[LONDON] Rents for office space in London skyscrapers are still the highest across Europe, a report showed on Thursday, indicating that the capital remains one of the most sought after business hubs despite Britain's looming exit from the European Union.
Prime rents in London buildings over 30 storeys stood at US$110 per square feet over the first half of the year, nearly double the US$58 per square feet and US$54 per square feet rent for buildings in Paris and Frankfurt respectively, according to the report by property group Knight Frank.
London's future as Europe's premier financial hub has been threatened by Brexit as many companies have said they may move some jobs out of the British capital if the country loses its access to Europe's single market and are already drawing up plans.
However so far the amount of office space take-up, including across the City of London and Canary Wharf financial districts, has been steady over the past year, prompting overseas groups to buy the British capital's best-known skyscrapers including the "Cheesegrater" and "Walkie Talkie".

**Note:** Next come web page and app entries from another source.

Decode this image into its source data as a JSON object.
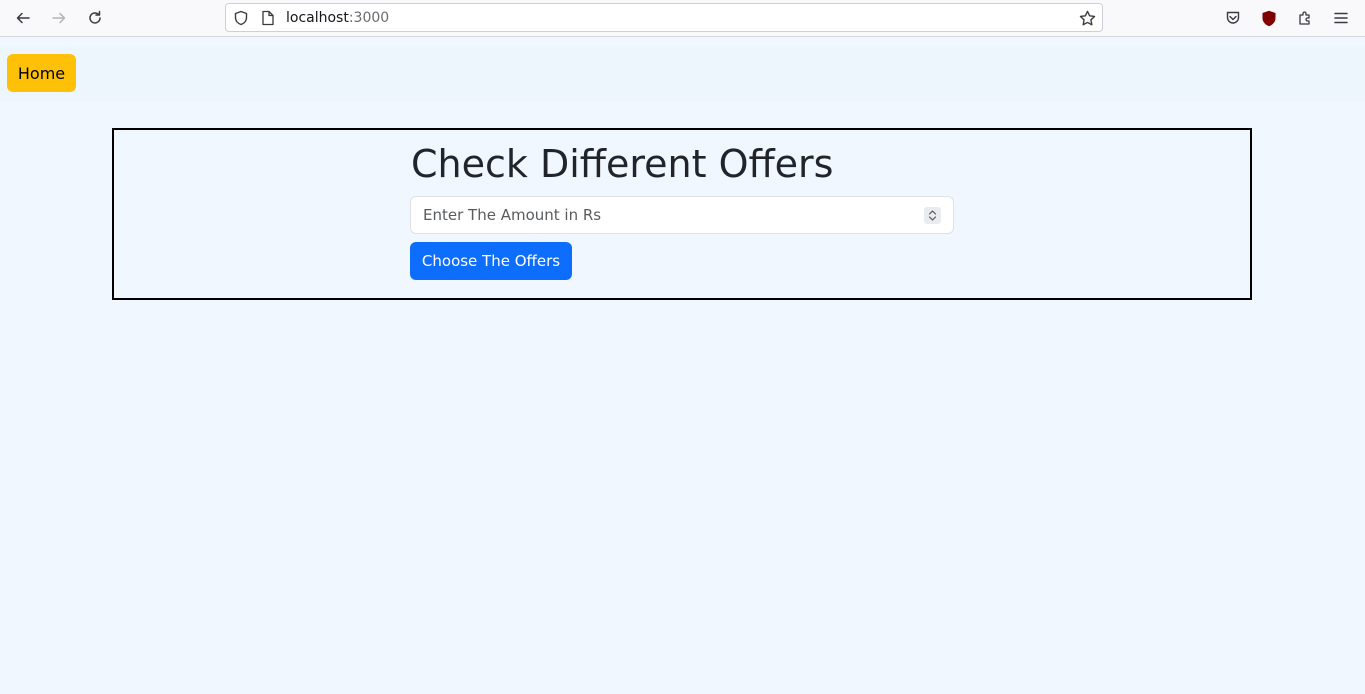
{
  "browser": {
    "url_host": "localhost",
    "url_port": ":3000"
  },
  "navbar": {
    "home_label": "Home"
  },
  "offers": {
    "title": "Check Different Offers",
    "amount_placeholder": "Enter The Amount in Rs",
    "amount_value": "",
    "submit_label": "Choose The Offers"
  },
  "colors": {
    "page_background": "#f0f7fe",
    "home_button": "#ffc107",
    "submit_button": "#0d6efd",
    "box_border": "#000000"
  },
  "icons": {
    "back": "arrow-left-icon",
    "forward": "arrow-right-icon",
    "reload": "reload-icon",
    "site_info": "shield-icon",
    "page": "page-icon",
    "bookmark": "star-icon",
    "pocket": "pocket-icon",
    "ublock": "ublock-icon",
    "extensions": "puzzle-icon",
    "menu": "hamburger-menu-icon",
    "spinner": "number-spinner-icon"
  }
}
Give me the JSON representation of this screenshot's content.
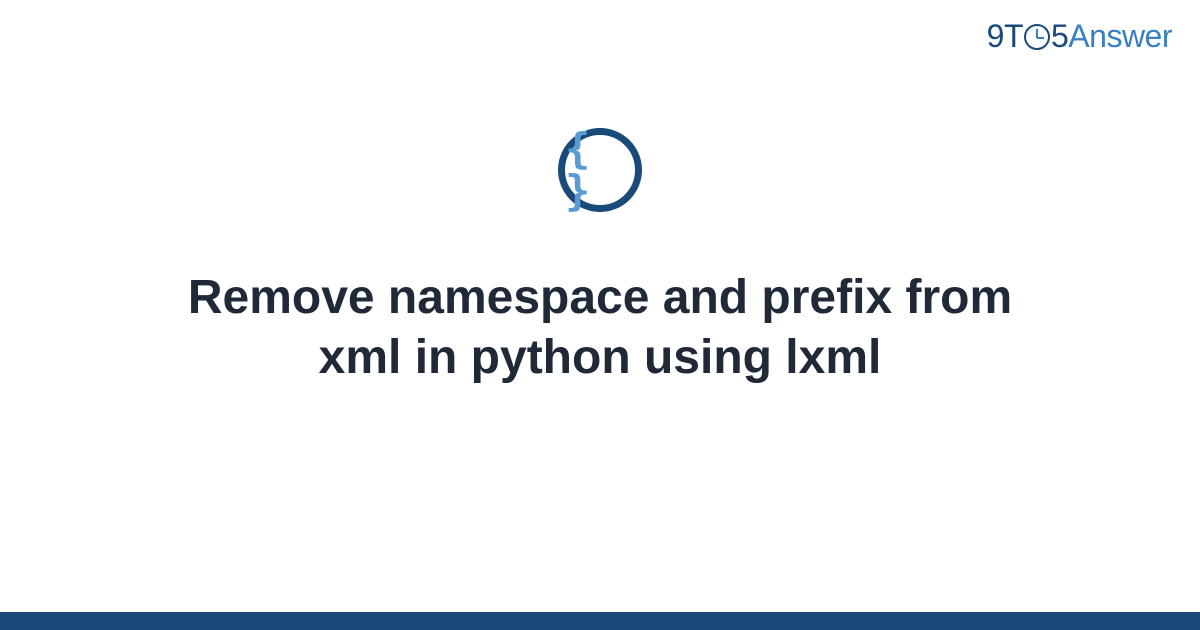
{
  "logo": {
    "nine": "9",
    "t": "T",
    "five": "5",
    "answer": "Answer"
  },
  "icon": {
    "braces": "{ }"
  },
  "title": "Remove namespace and prefix from xml in python using lxml"
}
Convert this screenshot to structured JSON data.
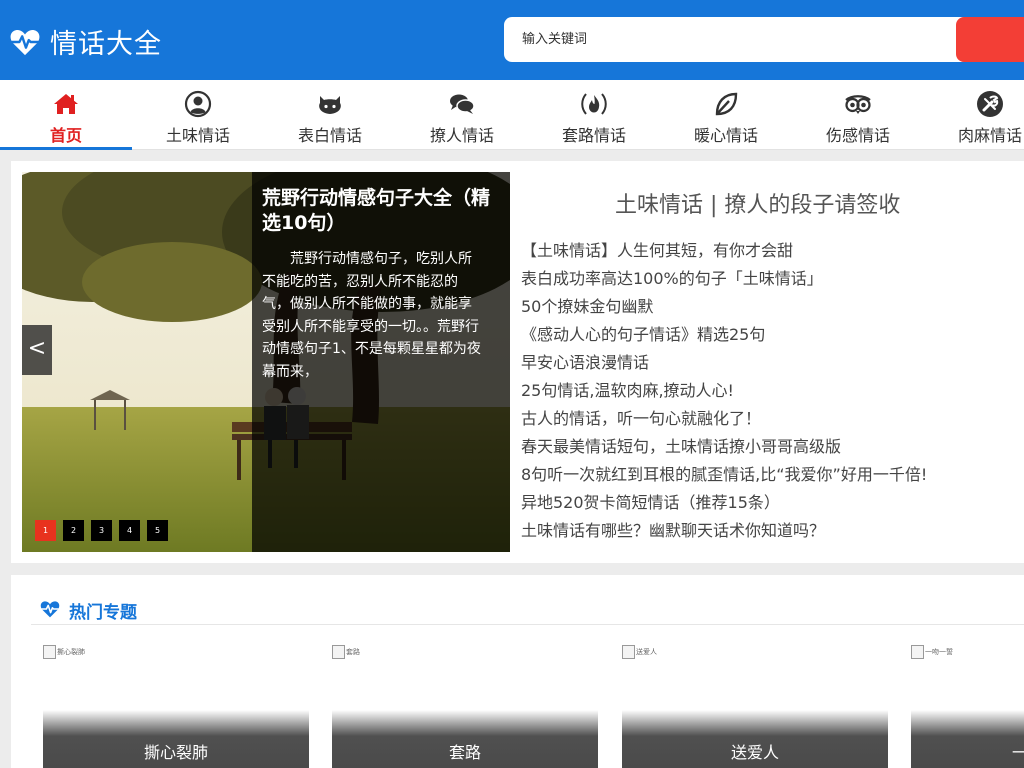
{
  "header": {
    "site_title": "情话大全",
    "logo_icon": "heartbeat-icon",
    "search": {
      "placeholder": "输入关键词"
    },
    "colors": {
      "primary": "#1676d9",
      "accent": "#f33e36"
    }
  },
  "nav": {
    "items": [
      {
        "label": "首页",
        "icon": "home-icon",
        "active": true
      },
      {
        "label": "土味情话",
        "icon": "user-icon"
      },
      {
        "label": "表白情话",
        "icon": "github-cat-icon"
      },
      {
        "label": "撩人情话",
        "icon": "chat-bubbles-icon"
      },
      {
        "label": "套路情话",
        "icon": "fire-icon"
      },
      {
        "label": "暖心情话",
        "icon": "leaf-icon"
      },
      {
        "label": "伤感情话",
        "icon": "tripadvisor-owl-icon"
      },
      {
        "label": "肉麻情话",
        "icon": "tools-icon"
      }
    ]
  },
  "slider": {
    "title": "荒野行动情感句子大全（精选10句）",
    "description": "荒野行动情感句子，吃别人所不能吃的苦，忍别人所不能忍的气，做别人所不能做的事，就能享受别人所不能享受的一切。。荒野行动情感句子1、不是每颗星星都为夜幕而来，",
    "prev_label": "<",
    "dots": [
      "1",
      "2",
      "3",
      "4",
      "5"
    ],
    "active_dot": 0
  },
  "featured": {
    "title": "土味情话 | 撩人的段子请签收",
    "links": [
      "【土味情话】人生何其短，有你才会甜",
      "表白成功率高达100%的句子「土味情话」",
      "50个撩妹金句幽默",
      "《感动人心的句子情话》精选25句",
      "早安心语浪漫情话",
      "25句情话,温软肉麻,撩动人心!",
      "古人的情话，听一句心就融化了！",
      "春天最美情话短句，土味情话撩小哥哥高级版",
      "8句听一次就红到耳根的腻歪情话,比“我爱你”好用一千倍!",
      "异地520贺卡简短情话（推荐15条）",
      "土味情话有哪些？幽默聊天话术你知道吗？"
    ]
  },
  "hot_topics": {
    "title": "热门专题",
    "icon": "heartbeat-icon",
    "cards": [
      {
        "alt": "撕心裂肺",
        "label": "撕心裂肺"
      },
      {
        "alt": "套路",
        "label": "套路"
      },
      {
        "alt": "送爱人",
        "label": "送爱人"
      },
      {
        "alt": "一吻一誓",
        "label": "一吻一誓"
      }
    ]
  }
}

"That London still commands the highest skyscraper office rents in Europe, despite the Brexit uncertainty, is a statement of its resilience and popularity as a business location," Knight Frank Chief Economist James Roberts said.
"Firms are willing to pay more to be in London skyscrapers than those in Frankfurt because they view the UK capital as a more important international hub," he added.
A Reuters survey has shown that around 10,000 finance jobs will be shifted out of Britain or created overseas in the next few years if the country leaves the single EU market, with Frankfurt by far the most popular destination for new roles and Paris in second spot.
Knight Frank's report showed that rental growth for Frankfurt and Paris skyscraper offices was flat in the six months period, indicating that office values in financial cities expected to benefit from Brexit had seen a limited boost so far.
Growth in London rents, which are the fifth highest in the world behind cities such as Hong Kong and New York, was also flat over the period.